◆ **What you will do**
Among the records below, find each line bearing the word "with" and copy it.

**** Records shown ****

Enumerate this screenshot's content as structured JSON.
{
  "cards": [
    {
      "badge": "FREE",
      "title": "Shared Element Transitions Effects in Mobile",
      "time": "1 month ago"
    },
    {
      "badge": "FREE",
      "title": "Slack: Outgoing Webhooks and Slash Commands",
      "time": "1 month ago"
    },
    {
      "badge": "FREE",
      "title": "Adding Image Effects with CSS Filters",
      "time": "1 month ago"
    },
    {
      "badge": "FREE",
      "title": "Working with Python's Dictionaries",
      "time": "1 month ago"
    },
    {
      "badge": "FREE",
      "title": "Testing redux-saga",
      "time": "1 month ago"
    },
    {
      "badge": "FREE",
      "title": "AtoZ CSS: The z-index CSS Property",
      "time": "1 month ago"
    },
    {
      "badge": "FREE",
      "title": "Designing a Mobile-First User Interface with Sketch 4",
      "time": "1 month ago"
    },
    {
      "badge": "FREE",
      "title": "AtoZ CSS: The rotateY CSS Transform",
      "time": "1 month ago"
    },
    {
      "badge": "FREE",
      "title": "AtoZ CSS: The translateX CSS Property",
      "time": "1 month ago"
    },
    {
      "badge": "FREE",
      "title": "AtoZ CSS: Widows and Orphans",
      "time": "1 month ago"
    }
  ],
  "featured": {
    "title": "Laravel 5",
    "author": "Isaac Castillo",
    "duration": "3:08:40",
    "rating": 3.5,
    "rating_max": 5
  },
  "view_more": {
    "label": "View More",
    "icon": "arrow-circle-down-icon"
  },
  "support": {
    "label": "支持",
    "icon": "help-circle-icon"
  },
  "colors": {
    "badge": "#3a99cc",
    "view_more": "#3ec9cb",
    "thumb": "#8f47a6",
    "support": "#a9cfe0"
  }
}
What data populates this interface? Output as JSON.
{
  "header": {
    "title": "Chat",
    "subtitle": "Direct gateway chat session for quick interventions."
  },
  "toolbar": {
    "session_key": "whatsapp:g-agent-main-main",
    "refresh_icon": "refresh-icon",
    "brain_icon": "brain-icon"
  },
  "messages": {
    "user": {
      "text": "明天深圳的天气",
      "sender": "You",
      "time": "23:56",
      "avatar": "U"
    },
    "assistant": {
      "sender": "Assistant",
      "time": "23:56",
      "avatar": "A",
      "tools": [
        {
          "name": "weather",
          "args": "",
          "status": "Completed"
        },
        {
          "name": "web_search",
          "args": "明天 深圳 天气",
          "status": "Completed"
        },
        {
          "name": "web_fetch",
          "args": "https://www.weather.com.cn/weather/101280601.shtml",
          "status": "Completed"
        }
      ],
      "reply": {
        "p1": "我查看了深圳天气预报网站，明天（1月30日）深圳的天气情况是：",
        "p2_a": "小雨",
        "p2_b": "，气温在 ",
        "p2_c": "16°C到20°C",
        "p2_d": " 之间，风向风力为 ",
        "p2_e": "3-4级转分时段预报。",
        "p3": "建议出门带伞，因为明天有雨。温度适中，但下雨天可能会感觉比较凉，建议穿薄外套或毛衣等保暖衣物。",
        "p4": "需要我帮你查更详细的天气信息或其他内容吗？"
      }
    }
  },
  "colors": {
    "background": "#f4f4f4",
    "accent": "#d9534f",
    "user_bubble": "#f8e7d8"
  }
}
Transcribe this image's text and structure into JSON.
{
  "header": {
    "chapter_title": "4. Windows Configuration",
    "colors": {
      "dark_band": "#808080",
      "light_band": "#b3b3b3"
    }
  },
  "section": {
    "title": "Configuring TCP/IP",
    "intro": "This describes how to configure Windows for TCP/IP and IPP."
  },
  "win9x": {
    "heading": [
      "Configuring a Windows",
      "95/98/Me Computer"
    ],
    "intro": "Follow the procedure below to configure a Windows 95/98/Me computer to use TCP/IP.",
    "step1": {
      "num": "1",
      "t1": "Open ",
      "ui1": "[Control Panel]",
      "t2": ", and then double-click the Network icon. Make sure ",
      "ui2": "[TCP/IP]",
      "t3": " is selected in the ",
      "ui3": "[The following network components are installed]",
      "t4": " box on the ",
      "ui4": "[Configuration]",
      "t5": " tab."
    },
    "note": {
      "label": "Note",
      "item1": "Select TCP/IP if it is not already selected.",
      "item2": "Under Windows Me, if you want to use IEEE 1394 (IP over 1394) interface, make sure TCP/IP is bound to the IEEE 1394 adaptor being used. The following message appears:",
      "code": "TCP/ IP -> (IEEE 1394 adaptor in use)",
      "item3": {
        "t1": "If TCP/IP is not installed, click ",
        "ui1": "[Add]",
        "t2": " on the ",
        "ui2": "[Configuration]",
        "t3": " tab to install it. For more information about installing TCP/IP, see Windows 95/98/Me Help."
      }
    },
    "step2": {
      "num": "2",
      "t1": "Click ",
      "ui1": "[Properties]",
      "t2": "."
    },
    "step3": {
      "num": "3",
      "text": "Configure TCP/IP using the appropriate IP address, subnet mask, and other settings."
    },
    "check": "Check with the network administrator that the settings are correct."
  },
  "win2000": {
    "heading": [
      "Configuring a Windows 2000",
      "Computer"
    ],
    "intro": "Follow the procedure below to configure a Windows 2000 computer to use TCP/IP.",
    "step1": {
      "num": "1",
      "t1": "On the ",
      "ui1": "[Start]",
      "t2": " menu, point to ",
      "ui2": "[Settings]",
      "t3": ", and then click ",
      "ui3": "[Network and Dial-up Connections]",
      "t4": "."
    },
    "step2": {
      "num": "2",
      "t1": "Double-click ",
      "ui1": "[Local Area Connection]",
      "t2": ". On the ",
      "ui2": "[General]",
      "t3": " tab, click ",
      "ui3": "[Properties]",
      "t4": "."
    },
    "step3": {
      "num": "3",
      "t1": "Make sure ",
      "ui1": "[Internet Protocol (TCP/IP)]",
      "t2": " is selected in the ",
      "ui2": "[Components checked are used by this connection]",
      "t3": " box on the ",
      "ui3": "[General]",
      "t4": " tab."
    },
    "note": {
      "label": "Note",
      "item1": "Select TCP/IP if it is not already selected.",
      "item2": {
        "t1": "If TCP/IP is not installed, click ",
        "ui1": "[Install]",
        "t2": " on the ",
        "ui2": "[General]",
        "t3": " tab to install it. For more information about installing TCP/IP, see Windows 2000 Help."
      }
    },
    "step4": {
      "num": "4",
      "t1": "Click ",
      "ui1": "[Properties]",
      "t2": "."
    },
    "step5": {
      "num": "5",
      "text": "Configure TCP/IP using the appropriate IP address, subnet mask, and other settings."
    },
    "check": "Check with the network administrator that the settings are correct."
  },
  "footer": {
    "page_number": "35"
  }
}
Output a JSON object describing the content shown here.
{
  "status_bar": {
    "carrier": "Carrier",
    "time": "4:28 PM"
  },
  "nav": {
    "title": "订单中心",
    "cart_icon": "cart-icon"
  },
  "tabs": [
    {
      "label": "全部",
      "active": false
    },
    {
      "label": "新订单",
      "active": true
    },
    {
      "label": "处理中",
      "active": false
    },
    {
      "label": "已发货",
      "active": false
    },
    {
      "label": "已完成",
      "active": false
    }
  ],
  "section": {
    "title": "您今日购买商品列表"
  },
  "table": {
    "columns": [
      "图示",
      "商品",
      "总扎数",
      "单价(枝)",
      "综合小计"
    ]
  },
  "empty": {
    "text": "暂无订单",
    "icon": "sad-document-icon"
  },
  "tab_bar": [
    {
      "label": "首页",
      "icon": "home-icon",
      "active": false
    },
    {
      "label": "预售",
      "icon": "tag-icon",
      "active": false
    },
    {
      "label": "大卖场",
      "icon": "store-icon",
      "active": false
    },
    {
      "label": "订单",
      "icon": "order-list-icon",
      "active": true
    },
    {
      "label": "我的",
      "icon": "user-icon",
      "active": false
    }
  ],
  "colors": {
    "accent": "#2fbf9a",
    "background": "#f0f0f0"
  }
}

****

◆ **Output below**
      "title": "Adding Image Effects with CSS Filters",
      "title": "Working with Python's Dictionaries",
      "title": "Designing a Mobile-First User Interface with Sketch 4",
    "check": "Check with the network administrator that the settings are correct."
    "check": "Check with the network administrator that the settings are correct."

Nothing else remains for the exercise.